The game was billed as a matchup for the ages. The strapping young Heisman hopeful versus the legend played out in front of a braying crowd.
The Alcorn State quarterback was a consistent pain for Robinson in three prior meetings, whipping the Tigers in every fashion possible during his college career. In prior outings, McNair’s feats left Grambling slack-jawed, frustrated and crowing about next year.
But the game was for more than just bragging rights between bitter rivals. Forget for a moment that Alcorn coach Cardell Jones was trying to become the first to play Robinson four times and remain undefeated.
Also put aside the fact that the Braves could have joined Jackson State as the only schools to defeat Grambling four consecutive years. This was a meeting of two early favorites for the SWAC title.
With the win, Grambling moved to the forefront of what should be a great race. Alcorn is relegated to playing catch-up.
“Now every weekend, we’ve got to sit back and see what Grambling does,” said Alcorn’s Marcus Hinton, who caught nine passes for 184 yards. This hurts. But we did all we could and we left it on the field.”
The other 2012 inductees into the Black College Football Hall of Fame …
Willie Brown (DB, Grambling State University, 1959-1963)
Harry Carson (DE, South Carolina State University, 1972-1975)
Eldridge Dickey (QB, Tennessee State University, 1964-1967)
James “Shack” Harris (QB, Grambling State University, 1965-68)
Claude Humphrey (DE, Tennessee State University, 1964-1967)
Willie “Wonderful Willie” Richardson (WR, Jackson State University, 1959-1962)
Johnny Sample (DB/RB, Maryland Eastern Shore, 1954-1958)
Rayfield “Big Cat” Wright (OL, Fort Valley State, 1963-1966)
Cleve Abbott (Head Coach, Tuskegee, 1923-1954)
Jackie Graves (Former NFL Scout, former director of personnel for the Philadelphia Eagles)
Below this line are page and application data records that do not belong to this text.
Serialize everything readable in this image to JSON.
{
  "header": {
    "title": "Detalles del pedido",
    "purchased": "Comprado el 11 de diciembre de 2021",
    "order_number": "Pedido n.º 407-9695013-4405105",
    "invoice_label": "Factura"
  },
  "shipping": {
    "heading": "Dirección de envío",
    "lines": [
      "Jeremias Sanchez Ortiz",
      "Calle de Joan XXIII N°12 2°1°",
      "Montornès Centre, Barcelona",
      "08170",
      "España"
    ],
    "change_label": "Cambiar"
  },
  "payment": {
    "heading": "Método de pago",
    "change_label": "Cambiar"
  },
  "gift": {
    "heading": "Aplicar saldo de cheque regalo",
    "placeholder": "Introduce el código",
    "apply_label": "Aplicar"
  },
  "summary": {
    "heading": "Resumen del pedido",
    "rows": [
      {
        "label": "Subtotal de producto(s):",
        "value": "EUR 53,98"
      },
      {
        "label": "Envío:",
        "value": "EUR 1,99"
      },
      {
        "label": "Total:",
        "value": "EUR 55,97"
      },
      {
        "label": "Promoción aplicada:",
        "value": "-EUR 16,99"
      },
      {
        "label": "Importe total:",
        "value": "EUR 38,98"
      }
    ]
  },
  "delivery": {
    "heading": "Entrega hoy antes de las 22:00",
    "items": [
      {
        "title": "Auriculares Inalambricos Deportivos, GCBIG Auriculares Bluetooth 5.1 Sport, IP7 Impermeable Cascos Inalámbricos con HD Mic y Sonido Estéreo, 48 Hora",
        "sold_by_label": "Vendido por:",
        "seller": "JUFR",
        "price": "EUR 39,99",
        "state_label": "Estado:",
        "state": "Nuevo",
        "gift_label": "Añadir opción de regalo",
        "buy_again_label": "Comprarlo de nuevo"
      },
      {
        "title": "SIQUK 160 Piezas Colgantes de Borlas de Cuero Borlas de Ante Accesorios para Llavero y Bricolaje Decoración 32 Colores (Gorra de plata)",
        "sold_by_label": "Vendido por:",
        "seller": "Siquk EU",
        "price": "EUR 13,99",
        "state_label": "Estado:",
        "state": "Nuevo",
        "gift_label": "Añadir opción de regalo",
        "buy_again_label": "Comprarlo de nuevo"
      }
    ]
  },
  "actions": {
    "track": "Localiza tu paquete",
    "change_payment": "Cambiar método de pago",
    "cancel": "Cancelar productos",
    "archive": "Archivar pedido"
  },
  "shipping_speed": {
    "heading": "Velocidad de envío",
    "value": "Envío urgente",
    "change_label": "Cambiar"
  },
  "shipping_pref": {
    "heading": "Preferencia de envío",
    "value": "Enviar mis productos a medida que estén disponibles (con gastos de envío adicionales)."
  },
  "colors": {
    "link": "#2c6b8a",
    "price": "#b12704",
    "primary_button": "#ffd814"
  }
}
The Black College Football Hall of Fame Selection Committee is comprised of journalists, historians and former football executives from around the country. The committee includes Ernie Accorsi, Charles Bailey, Gil Brandt, Charles Garcia, Donald Hunt, Mike Hurd, Ty Miller, Roscoe Nance, Charlie Neal and Lloyd Vance.